Work instructions
For the entries below, report every line that includes the word "mybatis".

Supplied material
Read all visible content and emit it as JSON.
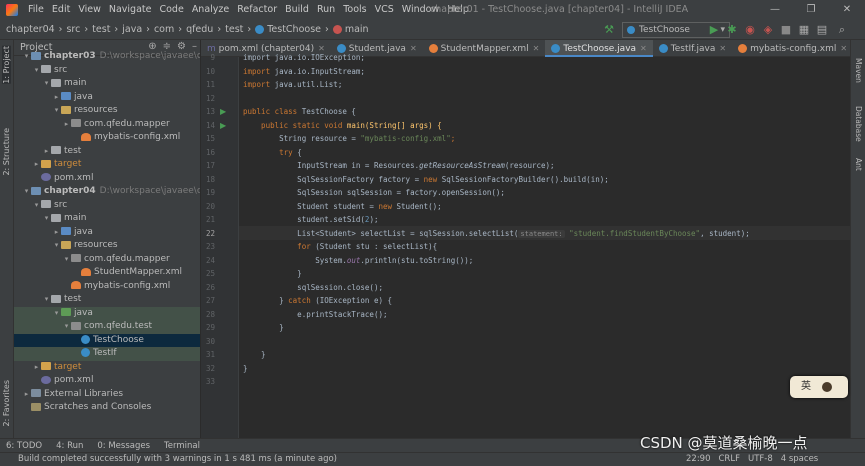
{
  "window": {
    "title": "chapter01 - TestChoose.java [chapter04] - IntelliJ IDEA",
    "controls": [
      "—",
      "❐",
      "✕"
    ]
  },
  "menu": [
    "File",
    "Edit",
    "View",
    "Navigate",
    "Code",
    "Analyze",
    "Refactor",
    "Build",
    "Run",
    "Tools",
    "VCS",
    "Window",
    "Help"
  ],
  "breadcrumb": [
    "chapter04",
    "src",
    "test",
    "java",
    "com",
    "qfedu",
    "test",
    "TestChoose",
    "main"
  ],
  "run_config": "TestChoose",
  "project_panel": {
    "title": "Project",
    "rows": [
      {
        "label": "chapter03",
        "path": "D:\\workspace\\javaee\\chapter03"
      },
      {
        "label": "src"
      },
      {
        "label": "main"
      },
      {
        "label": "java"
      },
      {
        "label": "resources"
      },
      {
        "label": "com.qfedu.mapper"
      },
      {
        "label": "mybatis-config.xml"
      },
      {
        "label": "test"
      },
      {
        "label": "target"
      },
      {
        "label": "pom.xml"
      },
      {
        "label": "chapter04",
        "path": "D:\\workspace\\javaee\\chapter04"
      },
      {
        "label": "src"
      },
      {
        "label": "main"
      },
      {
        "label": "java"
      },
      {
        "label": "resources"
      },
      {
        "label": "com.qfedu.mapper"
      },
      {
        "label": "StudentMapper.xml"
      },
      {
        "label": "mybatis-config.xml"
      },
      {
        "label": "test"
      },
      {
        "label": "java"
      },
      {
        "label": "com.qfedu.test"
      },
      {
        "label": "TestChoose"
      },
      {
        "label": "TestIf"
      },
      {
        "label": "target"
      },
      {
        "label": "pom.xml"
      },
      {
        "label": "External Libraries"
      },
      {
        "label": "Scratches and Consoles"
      }
    ]
  },
  "tabs": [
    {
      "label": "pom.xml (chapter04)"
    },
    {
      "label": "Student.java"
    },
    {
      "label": "StudentMapper.xml"
    },
    {
      "label": "TestChoose.java",
      "active": true
    },
    {
      "label": "TestIf.java"
    },
    {
      "label": "mybatis-config.xml"
    }
  ],
  "editor": {
    "line_numbers": [
      "9",
      "10",
      "11",
      "12",
      "13",
      "14",
      "15",
      "16",
      "17",
      "18",
      "19",
      "20",
      "21",
      "22",
      "23",
      "24",
      "25",
      "26",
      "27",
      "28",
      "29",
      "30",
      "31",
      "32",
      "33"
    ],
    "current_line": "22",
    "hint_label": "statement:",
    "code": {
      "l9": "import java.io.IOException;",
      "l10_a": "import ",
      "l10_b": "java.io.InputStream;",
      "l11_a": "import ",
      "l11_b": "java.util.List;",
      "l13_a": "public class ",
      "l13_b": "TestChoose {",
      "l14_a": "    public static void ",
      "l14_b": "main(String[] args) {",
      "l15_a": "        String resource = ",
      "l15_b": "\"mybatis-config.xml\"",
      "l15_c": ";",
      "l16_a": "        try ",
      "l16_b": "{",
      "l17_a": "            InputStream in = Resources.",
      "l17_b": "getResourceAsStream",
      "l17_c": "(resource);",
      "l18_a": "            SqlSessionFactory factory = ",
      "l18_b": "new ",
      "l18_c": "SqlSessionFactoryBuilder().build(in);",
      "l19": "            SqlSession sqlSession = factory.openSession();",
      "l20_a": "            Student student = ",
      "l20_b": "new ",
      "l20_c": "Student();",
      "l21_a": "            student.setSid(",
      "l21_b": "2",
      "l21_c": ");",
      "l22_a": "            List<Student> selectList = sqlSession.selectList(",
      "l22_b": "\"student.findStudentByChoose\"",
      "l22_c": ", student);",
      "l23_a": "            for ",
      "l23_b": "(Student stu : selectList){",
      "l24_a": "                System.",
      "l24_b": "out",
      "l24_c": ".println(stu.toString());",
      "l25": "            }",
      "l26": "            sqlSession.close();",
      "l27_a": "        } ",
      "l27_b": "catch ",
      "l27_c": "(IOException e) {",
      "l28": "            e.printStackTrace();",
      "l29": "        }",
      "l31": "    }",
      "l32": "}"
    }
  },
  "right_strip": [
    "Maven",
    "Database",
    "Ant"
  ],
  "left_strip": [
    "1: Project",
    "2: Structure",
    "2: Favorites"
  ],
  "bottom_tabs": [
    "6: TODO",
    "4: Run",
    "0: Messages",
    "Terminal"
  ],
  "status": {
    "message": "Build completed successfully with 3 warnings in 1 s 481 ms (a minute ago)",
    "position": "22:90",
    "line_sep": "CRLF",
    "encoding": "UTF-8",
    "indent": "4 spaces"
  },
  "ime": {
    "label": "英"
  },
  "watermark": "CSDN @莫道桑榆晚一点"
}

Written answer
        "label": "mybatis-config.xml"
        "label": "mybatis-config.xml"
      "label": "mybatis-config.xml"
      "l15_b": "\"mybatis-config.xml\"",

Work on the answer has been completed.